### TO DO
Exact output of all the records is required.

### RECORDS SUPPLIED
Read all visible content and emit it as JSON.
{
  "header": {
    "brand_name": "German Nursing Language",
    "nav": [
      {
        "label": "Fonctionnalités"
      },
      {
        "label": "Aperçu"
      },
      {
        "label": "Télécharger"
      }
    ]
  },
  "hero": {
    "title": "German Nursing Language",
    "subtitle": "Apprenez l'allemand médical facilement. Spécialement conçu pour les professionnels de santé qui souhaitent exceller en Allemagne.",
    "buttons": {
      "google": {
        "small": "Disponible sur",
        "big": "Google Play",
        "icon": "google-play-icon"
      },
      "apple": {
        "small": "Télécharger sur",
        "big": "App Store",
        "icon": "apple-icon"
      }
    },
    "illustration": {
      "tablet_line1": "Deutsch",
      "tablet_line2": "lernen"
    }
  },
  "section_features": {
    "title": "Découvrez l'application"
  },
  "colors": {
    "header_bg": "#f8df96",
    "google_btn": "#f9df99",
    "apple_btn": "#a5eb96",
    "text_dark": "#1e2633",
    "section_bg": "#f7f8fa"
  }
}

### TASK RESULT
Read all visible content and emit it as JSON.
{
  "header": {
    "brand_name": "German Nursing Language",
    "nav": [
      {
        "label": "Fonctionnalités"
      },
      {
        "label": "Aperçu"
      },
      {
        "label": "Télécharger"
      }
    ]
  },
  "hero": {
    "title": "German Nursing Language",
    "subtitle": "Apprenez l'allemand médical facilement. Spécialement conçu pour les professionnels de santé qui souhaitent exceller en Allemagne.",
    "buttons": {
      "google": {
        "small": "Disponible sur",
        "big": "Google Play",
        "icon": "google-play-icon"
      },
      "apple": {
        "small": "Télécharger sur",
        "big": "App Store",
        "icon": "apple-icon"
      }
    },
    "illustration": {
      "tablet_line1": "Deutsch",
      "tablet_line2": "lernen"
    }
  },
  "section_features": {
    "title": "Découvrez l'application"
  },
  "colors": {
    "header_bg": "#f8df96",
    "google_btn": "#f9df99",
    "apple_btn": "#a5eb96",
    "text_dark": "#1e2633",
    "section_bg": "#f7f8fa"
  }
}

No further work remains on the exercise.